The ongoing political drama in Tamil Nadu once again focuses the spotlight on the role of the Governor of a state. The Chief Minister of Tamil Nadu sent in his resignation letter to the Governor on the first Sunday of February, 2017. The Governor, who was holding additional charge of the state of Tamil Nadu, was, on that day, ensconced in the salubrious climes of Tamil Nadu’s premier hill station, Ooty. What he did subsequently defies comprehension. Instead of moving immediately to Chennai to ascertain who in the ruling party enjoyed the confidence of its legislators, he chose to decamp from the state, apparently reaching Mumbai via Delhi a day later. Meanwhile, the outgoing Chief Minister, after communing with the spirit of his mentor, decided that he would rather continue as Chief Minister. The subsequent Mahabharata saw the s**t hit the ceiling, with the current Chief Minister and his likely successor, a long-time confidant of the deceased Chief Minister, trading ugly charges of conspiracy that would have done credit to a William Shakespeare play.
More to the point, what ought to concern us is not the Tamil Nadu drama, which has all the makings of a successful Tamil movie, but the way in which, once again, the institution of the Governor has taken a beating. Governors have come (and gone) in all shapes, sizes and political hues, contributing more than their share of controversy to the wonder that is India. We have seen Governors pressurising administrations of Universities to alter marks of politically influential students, indulging in unbecoming behaviour in Raj Bhavans and, recently, leaving after allegations of sexual harassment. More par for the course have been the efforts of Governors to interfere with the constitutional process for government formation in the states (especially opposition ruled ones), generally at the behest of the political masters who appointed them. Arunachal Pradesh is still fresh in our memory, with the death of one Chief Minister and the overthrow of another following gubernatorial actions; ditto for Uttarakhand, where it needed the Supreme Court to reestablish constitutional norms.
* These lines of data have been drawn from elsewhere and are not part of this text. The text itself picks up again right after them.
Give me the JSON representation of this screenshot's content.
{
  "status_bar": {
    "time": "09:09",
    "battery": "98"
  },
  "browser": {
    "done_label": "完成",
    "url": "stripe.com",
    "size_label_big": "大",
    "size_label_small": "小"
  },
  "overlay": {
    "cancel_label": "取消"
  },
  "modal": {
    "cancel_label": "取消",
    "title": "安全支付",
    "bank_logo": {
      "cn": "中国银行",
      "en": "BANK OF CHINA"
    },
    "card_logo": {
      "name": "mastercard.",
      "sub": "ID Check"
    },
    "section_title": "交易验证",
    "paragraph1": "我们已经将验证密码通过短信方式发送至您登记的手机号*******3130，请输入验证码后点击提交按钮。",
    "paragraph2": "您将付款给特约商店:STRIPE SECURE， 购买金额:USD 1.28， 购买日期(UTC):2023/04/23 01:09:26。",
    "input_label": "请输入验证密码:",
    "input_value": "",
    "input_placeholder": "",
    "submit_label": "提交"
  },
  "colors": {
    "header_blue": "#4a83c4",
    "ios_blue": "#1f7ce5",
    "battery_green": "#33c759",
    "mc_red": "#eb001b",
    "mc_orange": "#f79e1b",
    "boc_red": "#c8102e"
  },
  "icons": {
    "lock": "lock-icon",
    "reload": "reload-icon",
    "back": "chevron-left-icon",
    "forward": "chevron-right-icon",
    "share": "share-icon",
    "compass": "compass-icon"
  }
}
Any government coming to power in Delhi exercises its divine right to sack existing incumbents and appoint its chosen favourites as Governors. Out of work or inconvenient politicians are generally the first choices, though the list often extends to bureaucrats, police officers and army officers who have established good equations with the ruling dispensation. There being nothing like a free lunch, especially in statecraft, favours have to be returned by the appointees, mostly through political meddling and (in case of opposition ruled states) making life difficult for the government of the day. Rare, or nonexistent, would be the Governor who takes any decision of consequence without the prior nod of the political bosses in Delhi. A more recent bad habit of the central government has been its propensity to not appoint a full-time Governor for a state but to give additional charge to another Governor. A major state like Tamil Nadu, which has had more than its share of political turmoil and natural calamities in recent months, has been among the victims of this cavalier approach of the Delhi Sultanate.
It would, of course, be unfair to tar all Governors with the same brush. There have been outstanding personalities like Surjit Singh Barnala and Gopalkrishna Gandhi, who have not only displayed qualities of independence from the Delhi Darbar but have also rendered sage counsel to their state governments. In my own karmabhumi of Maharashtra, I remember the quiet dignity of C. Subramaniam, the political father of India’s green revolution and the dedication of P. C. Alexander to removing the developmental backlog of the Vidarbha, Marathwada and Konkan regions of the state. Despite being close to both Indira and Rajiv Gandhi and being appointed Governor by a Congress government in 1993, Dr. Alexander enjoyed a close rapport with the Shiv Sena-BJP government in Maharashtra and, paradoxically, was supported by these parties for elevation to the post of President of India, though not by the Congress Party, proving that a Governor can endear himself to all shades of political opinion through a professional, nonpartisan approach.
However, since such Governors are the exception rather than the rule, there is need, in a situation where, increasingly, the centre and states are ruled by parties with different ideologies and political beliefs, for the Governors of states to be selected by an independent process. I suggest that Governors should be selected by a collegium comprising the Vice President of India, the Prime Minister, the Chief Justices of the Supreme Court and the concerned State High Court and the Leader of the Opposition in the Lok Sabha. This would ensure that a totally incompetent political apparatchik is not foisted on an unwilling state government. It also gives scope for a reasoned choice where a state faces major challenges like insurgency, political instability or law and order breakdown.
Nonpartisan choices of competent public figures for the post of Governor are the need of the hour in a scenario where the professional politician in power in the states is increasingly pandering to the urges of the lowest common multiple in the electorate and is concerned only with hanging on to power at all costs, consequences be damned. More disturbingly, political flunkies who, as Governors, act neither as per convention nor in accordance with the Constitution damage the credibility of the democratic process. A misstep in a state like Tamil Nadu with a history of strong local sentiment could well have consequences that endanger the federal consensus that is the bulwark of a republican democracy. The sooner the political elite of Lutyens’ Delhi realise this, the better it will be for the health of the Indian polity.